06 April 2020. Published by Lambros Kilaniotis, Partner and Melanie Musgrave, Senior Associate

Just as businesses are having to adapt in the current health and economic crisis, the Competition and Markets Authority (the "CMA") and other competition regulators in the UK and across the globe are also having to adjust their working practices and their priorities. Competition law compliance remains an important consideration.

The CMA and other competition regulators are keen to ensure that competition law enforcement concerns do not stand in the way of co-operation between competitors which is necessary in order to deal with the coronavirus crisis and ensure security of supplies of essential products and services.
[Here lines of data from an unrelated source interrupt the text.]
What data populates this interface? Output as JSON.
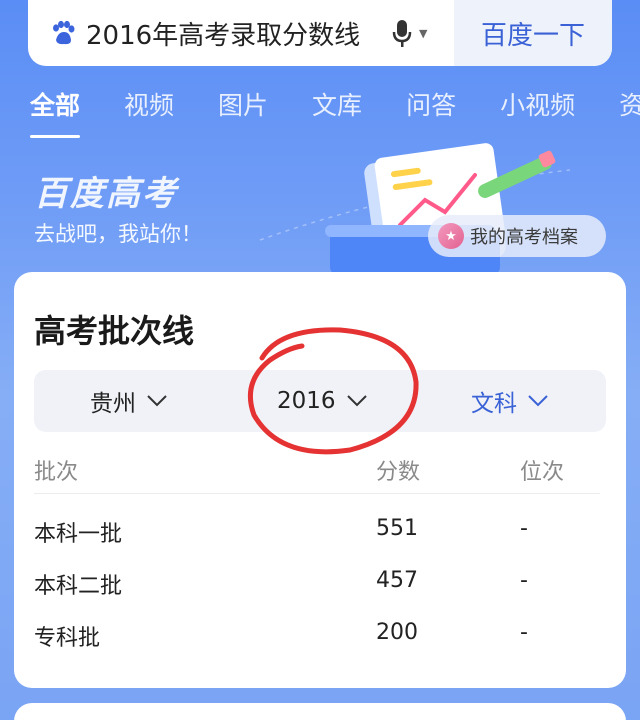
{
  "search": {
    "query": "2016年高考录取分数线",
    "button_label": "百度一下"
  },
  "tabs": [
    {
      "label": "全部",
      "active": true
    },
    {
      "label": "视频",
      "active": false
    },
    {
      "label": "图片",
      "active": false
    },
    {
      "label": "文库",
      "active": false
    },
    {
      "label": "问答",
      "active": false
    },
    {
      "label": "小视频",
      "active": false
    },
    {
      "label": "资",
      "active": false
    }
  ],
  "banner": {
    "brand": "百度高考",
    "slogan": "去战吧，我站你！",
    "archive_label": "我的高考档案"
  },
  "card": {
    "title": "高考批次线",
    "selectors": {
      "province": "贵州",
      "year": "2016",
      "category": "文科"
    },
    "columns": [
      "批次",
      "分数",
      "位次"
    ],
    "rows": [
      {
        "batch": "本科一批",
        "score": "551",
        "rank": "-"
      },
      {
        "batch": "本科二批",
        "score": "457",
        "rank": "-"
      },
      {
        "batch": "专科批",
        "score": "200",
        "rank": "-"
      }
    ]
  },
  "colors": {
    "accent": "#3a62d6",
    "annotation": "#e53232",
    "background": "#6f9cf6"
  }
}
However, the message is that, even in these very difficult times, competition law still applies, and competition regulators will not tolerate unscrupulous businesses exploiting the situation either through illegal collusion under cover of the current crisis or profiteering through charging excessive/unjustifiable prices.

A Summary of Developments:

Enforcement

  • Specific temporary exclusions from the application of the UK's Chapter I prohibition for certain agreements for involving the grocery, health services and Solent ferries sectors
  • Reassurances and guidance from the CMA that businesses not benefiting from these specific exemptions may co-operate during the crisis without fear of enforcement action where their action:
    • is appropriate and necessary to avoid a shortage or ensure security of supply;
    • is clearly in the public interest;
    • contributes to the benefit or wellbeing of consumers;
    • deals with critical issues resulting from the pandemic crisis; and
    • lasts no longer than is necessary. (For a more detailed summary of the CMA's guidance, please click here)
  • The launch of a CMA task force to monitor sales and pricing practices to ensure that the relaxation of the rules does not give rise to exploitative business practices like excessive pricing for in-demand goods (such as hand sanitiser and face masks)
  • The CMA has written an open letter to the pharmaceuticals and food and drinks industries about reports that a minority of companies in these important sectors are charging unjustifiably high prices for essential goods or making misleading claims about their efficacy
  • The CMA is continuing with its other investigations and decision-making
  • The Financial Conduct Authority and Payment Systems Regulator are supportive of the CMA's guidance and will adopt a consistent approach in their enforcement activities
  • The European Competition Network has confirmed that it will not actively intervene against necessary and temporary measures put in place in order to avoid a shortage of supply, but it will take enforcement action against companies exploiting the current situation "by cartelising or abusing their dominant position"
  • The European Commission is offering the possibility of further guidance for specific co-operation initiatives in certain circumstances

Merger Control

  • UK: The CMA is continuing to meet its statutory deadlines when conducting its merger investigations, but may make use of permitted extensions to the fixed timetables, where necessary. It is understood to be asking that merging parties engage early to discuss timing of notifications as the current crisis may impede its ability to conduct market testing
  • EU: ┬áThe European Commission is actively encouraging merging parties to delay merger notifications originally planned until further notice

State Aid

  • The European Commission has put in place various supporting measures, including issuing guidance and adopting on 19 March 2020 a Temporary Framework for state aid measure to support the economy in the current COVID-19 outbreak
  • Although the UK withdrew from the EU on 31 January 2020, it is still subject to the state aid rules during the Transition Period.

Please click below to read the full article.